Protagoras, alas, was a good teacher, and Eulathus was ready for him. He shot back with a counter dilemma: “No, sir, you have it backwards. If you defeat me in court, then I have lost my first case and so do not owe the money; if I defeat you, the court will rule that I do not owe you the money. Either I defeat you or you defeat me. In either case, I do not owe you the money.” 


Ouch! Poor Protagoras.  I wonder how we can apply this wisdom in our daily lives? Hmm.

Wednesday, March 26, 2008


In the house
of Mr and Mrs Spouse
he and she
would watch teevee
and never a word
between them spoken
unit the day
the set was broken.

Then 'How do you do?'
said he to she
'I don't believe
that we've met yet.
Spouse is my name.
What's yours?' he asked.

'Why, mine's the same!'
said she to he,
'Do you suppose that we could be - ?'

But the set came suddenly right about,
and so they never did find out.

By Eve Merriam (1916 - 1992)


This poem describes exactly what my wife and I are currently going through. We love watching TV like Boston Legal, Taiwan political news, Fearless Planet, etc. Anything that is more interesting than our local productions deserve our full attention. Unfortunately, we are spending lesser and lesser time communicating with each other.

Another major issue is the TV remote control. We believe that whoever controls it, is the master/mistress of the house. It is a fact - this harmless looking thing is actually a symbol of power. Whoever holds it decides what kind of programs the other party has to watch for the next 4 – 5 hours. With the TV remote control firmly in her hand, that means no more History Channel, no more Dogfights, etc, but programs about shoes, shopping, handbags, fashion, etc.

Although it is frustrating, but there is really no easy solution to our problem. I wonder if the nearby Family Service Centre is willing to take my case, “My wife deprived me of my freedom by holding on to the TV remote control. I want you to get it back from her.” Hmm.
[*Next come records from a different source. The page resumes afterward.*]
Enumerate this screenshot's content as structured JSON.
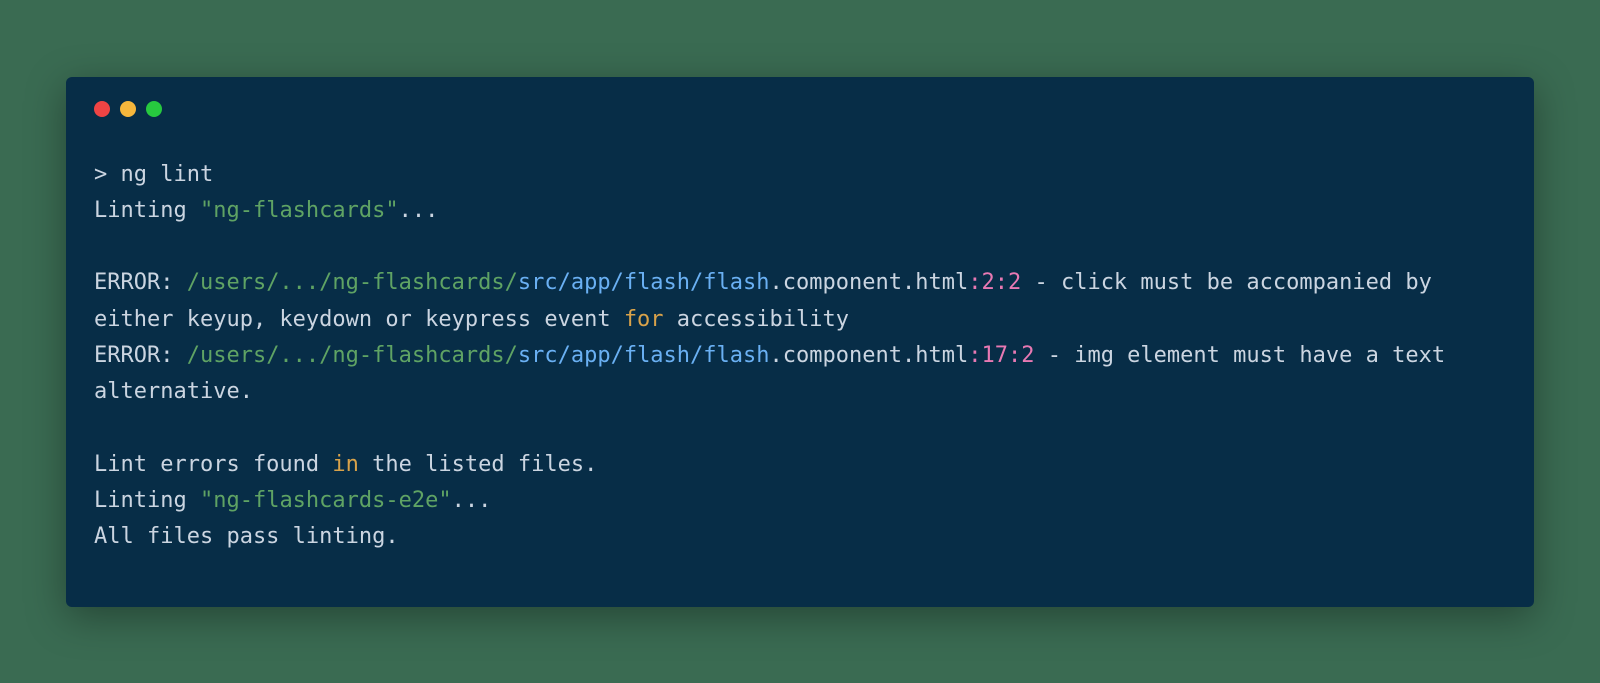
{
  "prompt": "> ng lint",
  "linting1_prefix": "Linting ",
  "linting1_name": "\"ng-flashcards\"",
  "linting1_suffix": "...",
  "error1": {
    "label": "ERROR: ",
    "path_a": "/users/.../ng-flashcards/",
    "path_b": "src/app/flash/flash",
    "path_c": ".component.html",
    "loc": ":2:2",
    "sep": " - ",
    "msg_a": "click must be accompanied by either keyup, keydown or keypress event ",
    "for": "for",
    "msg_b": " accessibility"
  },
  "error2": {
    "label": "ERROR: ",
    "path_a": "/users/.../ng-flashcards/",
    "path_b": "src/app/flash/flash",
    "path_c": ".component.html",
    "loc": ":17:2",
    "sep": " - ",
    "msg": "img element must have a text alternative."
  },
  "summary_a": "Lint errors found ",
  "summary_in": "in",
  "summary_b": " the listed files.",
  "linting2_prefix": "Linting ",
  "linting2_name": "\"ng-flashcards-e2e\"",
  "linting2_suffix": "...",
  "pass": "All files pass linting."
}
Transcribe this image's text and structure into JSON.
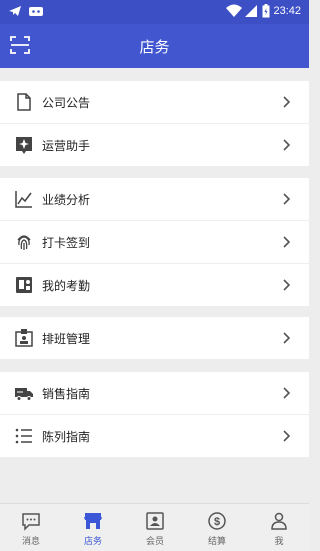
{
  "status": {
    "time": "23:42"
  },
  "header": {
    "title": "店务",
    "scan_icon": "scan-icon"
  },
  "groups": [
    {
      "items": [
        {
          "label": "公司公告",
          "icon": "document-icon"
        },
        {
          "label": "运营助手",
          "icon": "assistant-icon"
        }
      ]
    },
    {
      "items": [
        {
          "label": "业绩分析",
          "icon": "line-chart-icon"
        },
        {
          "label": "打卡签到",
          "icon": "fingerprint-icon"
        },
        {
          "label": "我的考勤",
          "icon": "attendance-icon"
        }
      ]
    },
    {
      "items": [
        {
          "label": "排班管理",
          "icon": "schedule-icon"
        }
      ]
    },
    {
      "items": [
        {
          "label": "销售指南",
          "icon": "truck-icon"
        },
        {
          "label": "陈列指南",
          "icon": "list-icon"
        }
      ]
    }
  ],
  "tabs": [
    {
      "label": "消息",
      "icon": "message-icon"
    },
    {
      "label": "店务",
      "icon": "store-icon",
      "active": true
    },
    {
      "label": "会员",
      "icon": "member-icon"
    },
    {
      "label": "结算",
      "icon": "dollar-icon"
    },
    {
      "label": "我",
      "icon": "profile-icon"
    }
  ],
  "colors": {
    "primary": "#4257cf",
    "statusbar": "#3c4fc4",
    "active_tab": "#3b56d6"
  }
}
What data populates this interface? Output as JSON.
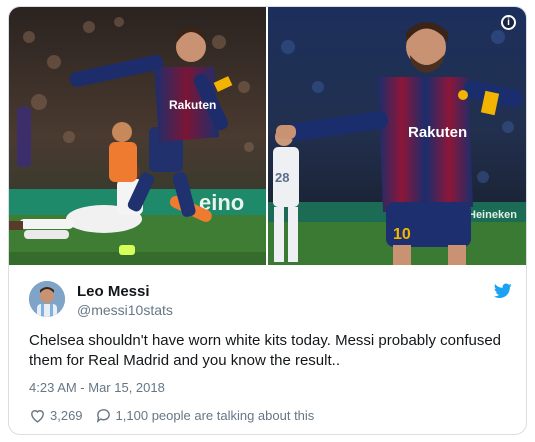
{
  "media": {
    "left_photo_sign": "eino",
    "shirt_sponsor_left": "Rakuten",
    "shirt_sponsor_right": "Rakuten",
    "ad_board_right": "Heineken",
    "player_number_right": "10",
    "opponent_number": "28"
  },
  "author": {
    "name": "Leo Messi",
    "handle": "@messi10stats"
  },
  "tweet": {
    "text": "Chelsea shouldn't have worn white kits today. Messi probably confused them for Real Madrid and you know the result..",
    "timestamp": "4:23 AM - Mar 15, 2018"
  },
  "actions": {
    "likes": "3,269",
    "conversation": "1,100 people are talking about this"
  },
  "colors": {
    "twitter_blue": "#1da1f2",
    "secondary_text": "#657786",
    "primary_text": "#14171a",
    "border": "#d8dee3"
  },
  "icons": {
    "info": "info-icon",
    "bird": "twitter-bird-icon",
    "like": "heart-icon",
    "reply": "speech-bubble-icon"
  }
}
But maybe what we really need is spending quality time with each other, you know like watching a movie, going to the library or maybe shopping for a bigger TV. Ya, I like the idea of having of a bigger TV.